▶ [What is expected]:
You are to retype all of the data exactly as it appears.

=== Supplied records ===

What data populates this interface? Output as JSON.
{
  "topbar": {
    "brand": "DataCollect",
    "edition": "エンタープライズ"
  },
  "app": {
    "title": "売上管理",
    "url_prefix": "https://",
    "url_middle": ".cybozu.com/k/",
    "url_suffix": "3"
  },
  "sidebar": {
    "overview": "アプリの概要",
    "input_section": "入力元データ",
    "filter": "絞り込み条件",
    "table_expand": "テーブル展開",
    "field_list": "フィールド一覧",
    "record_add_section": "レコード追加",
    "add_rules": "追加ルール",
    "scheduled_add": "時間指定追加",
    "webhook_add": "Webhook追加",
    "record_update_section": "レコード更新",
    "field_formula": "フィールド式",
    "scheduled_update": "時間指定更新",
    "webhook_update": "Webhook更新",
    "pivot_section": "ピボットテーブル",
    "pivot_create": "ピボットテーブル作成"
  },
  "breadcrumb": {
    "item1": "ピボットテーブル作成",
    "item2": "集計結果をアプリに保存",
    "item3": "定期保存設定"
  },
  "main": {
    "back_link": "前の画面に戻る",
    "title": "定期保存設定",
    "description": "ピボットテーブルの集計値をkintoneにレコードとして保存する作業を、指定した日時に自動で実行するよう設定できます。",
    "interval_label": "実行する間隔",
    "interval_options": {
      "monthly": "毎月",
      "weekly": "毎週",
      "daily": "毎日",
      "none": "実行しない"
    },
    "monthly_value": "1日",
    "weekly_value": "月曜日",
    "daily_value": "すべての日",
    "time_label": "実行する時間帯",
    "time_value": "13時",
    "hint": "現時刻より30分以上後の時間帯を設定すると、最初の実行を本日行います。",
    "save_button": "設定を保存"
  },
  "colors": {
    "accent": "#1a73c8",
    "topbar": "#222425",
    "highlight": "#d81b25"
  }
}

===

▶ [Task response]:
What data populates this interface? Output as JSON.
{
  "topbar": {
    "brand": "DataCollect",
    "edition": "エンタープライズ"
  },
  "app": {
    "title": "売上管理",
    "url_prefix": "https://",
    "url_middle": ".cybozu.com/k/",
    "url_suffix": "3"
  },
  "sidebar": {
    "overview": "アプリの概要",
    "input_section": "入力元データ",
    "filter": "絞り込み条件",
    "table_expand": "テーブル展開",
    "field_list": "フィールド一覧",
    "record_add_section": "レコード追加",
    "add_rules": "追加ルール",
    "scheduled_add": "時間指定追加",
    "webhook_add": "Webhook追加",
    "record_update_section": "レコード更新",
    "field_formula": "フィールド式",
    "scheduled_update": "時間指定更新",
    "webhook_update": "Webhook更新",
    "pivot_section": "ピボットテーブル",
    "pivot_create": "ピボットテーブル作成"
  },
  "breadcrumb": {
    "item1": "ピボットテーブル作成",
    "item2": "集計結果をアプリに保存",
    "item3": "定期保存設定"
  },
  "main": {
    "back_link": "前の画面に戻る",
    "title": "定期保存設定",
    "description": "ピボットテーブルの集計値をkintoneにレコードとして保存する作業を、指定した日時に自動で実行するよう設定できます。",
    "interval_label": "実行する間隔",
    "interval_options": {
      "monthly": "毎月",
      "weekly": "毎週",
      "daily": "毎日",
      "none": "実行しない"
    },
    "monthly_value": "1日",
    "weekly_value": "月曜日",
    "daily_value": "すべての日",
    "time_label": "実行する時間帯",
    "time_value": "13時",
    "hint": "現時刻より30分以上後の時間帯を設定すると、最初の実行を本日行います。",
    "save_button": "設定を保存"
  },
  "colors": {
    "accent": "#1a73c8",
    "topbar": "#222425",
    "highlight": "#d81b25"
  }
}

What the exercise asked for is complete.